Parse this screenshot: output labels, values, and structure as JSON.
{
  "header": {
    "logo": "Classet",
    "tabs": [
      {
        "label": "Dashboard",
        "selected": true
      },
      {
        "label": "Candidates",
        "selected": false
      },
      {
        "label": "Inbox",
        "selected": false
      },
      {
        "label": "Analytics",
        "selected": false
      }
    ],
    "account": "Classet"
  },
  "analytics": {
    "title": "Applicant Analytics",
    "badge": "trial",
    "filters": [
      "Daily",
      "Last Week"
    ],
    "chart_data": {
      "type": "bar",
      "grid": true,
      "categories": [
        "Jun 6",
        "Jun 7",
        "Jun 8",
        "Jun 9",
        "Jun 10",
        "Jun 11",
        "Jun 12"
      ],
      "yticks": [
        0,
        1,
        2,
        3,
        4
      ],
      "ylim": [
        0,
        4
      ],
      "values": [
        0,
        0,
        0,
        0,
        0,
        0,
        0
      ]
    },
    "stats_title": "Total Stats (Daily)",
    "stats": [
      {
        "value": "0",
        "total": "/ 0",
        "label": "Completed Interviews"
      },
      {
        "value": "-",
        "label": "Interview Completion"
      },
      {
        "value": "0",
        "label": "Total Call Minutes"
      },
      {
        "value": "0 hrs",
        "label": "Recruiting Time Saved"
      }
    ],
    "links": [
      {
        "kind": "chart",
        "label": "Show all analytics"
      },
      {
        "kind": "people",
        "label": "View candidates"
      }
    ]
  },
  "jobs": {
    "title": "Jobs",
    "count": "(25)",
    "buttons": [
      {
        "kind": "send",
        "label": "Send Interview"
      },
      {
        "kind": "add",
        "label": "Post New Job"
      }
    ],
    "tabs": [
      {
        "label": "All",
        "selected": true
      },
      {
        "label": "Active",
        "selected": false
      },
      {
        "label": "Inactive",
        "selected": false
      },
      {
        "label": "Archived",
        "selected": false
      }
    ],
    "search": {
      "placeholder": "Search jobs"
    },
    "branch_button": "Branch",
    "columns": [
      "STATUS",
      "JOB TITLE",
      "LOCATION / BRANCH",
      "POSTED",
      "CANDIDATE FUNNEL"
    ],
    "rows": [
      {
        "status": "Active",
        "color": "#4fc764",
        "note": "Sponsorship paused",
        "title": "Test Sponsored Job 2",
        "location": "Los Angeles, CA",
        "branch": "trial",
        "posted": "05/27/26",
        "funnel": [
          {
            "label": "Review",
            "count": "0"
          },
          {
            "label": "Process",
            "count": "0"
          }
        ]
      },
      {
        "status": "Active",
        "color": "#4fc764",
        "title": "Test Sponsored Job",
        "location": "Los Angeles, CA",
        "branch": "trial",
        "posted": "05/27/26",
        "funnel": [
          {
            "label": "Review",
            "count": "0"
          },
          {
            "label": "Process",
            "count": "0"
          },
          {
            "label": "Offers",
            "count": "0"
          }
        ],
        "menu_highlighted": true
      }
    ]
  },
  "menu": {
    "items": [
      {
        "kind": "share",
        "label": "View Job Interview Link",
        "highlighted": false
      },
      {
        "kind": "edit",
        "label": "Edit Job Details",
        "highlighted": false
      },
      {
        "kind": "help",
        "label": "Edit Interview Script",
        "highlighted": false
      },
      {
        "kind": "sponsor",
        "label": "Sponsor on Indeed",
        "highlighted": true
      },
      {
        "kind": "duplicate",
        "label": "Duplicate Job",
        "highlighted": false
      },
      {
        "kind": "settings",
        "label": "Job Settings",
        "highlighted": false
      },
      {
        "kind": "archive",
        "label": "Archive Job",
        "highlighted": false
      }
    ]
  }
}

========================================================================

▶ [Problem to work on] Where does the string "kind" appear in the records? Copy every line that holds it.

▶ [Written response]
        "kind": "chart",
        "kind": "people",
        "kind": "send",
        "kind": "add",
        "kind": "share",
        "kind": "edit",
        "kind": "help",
        "kind": "sponsor",
        "kind": "duplicate",
        "kind": "settings",
        "kind": "archive",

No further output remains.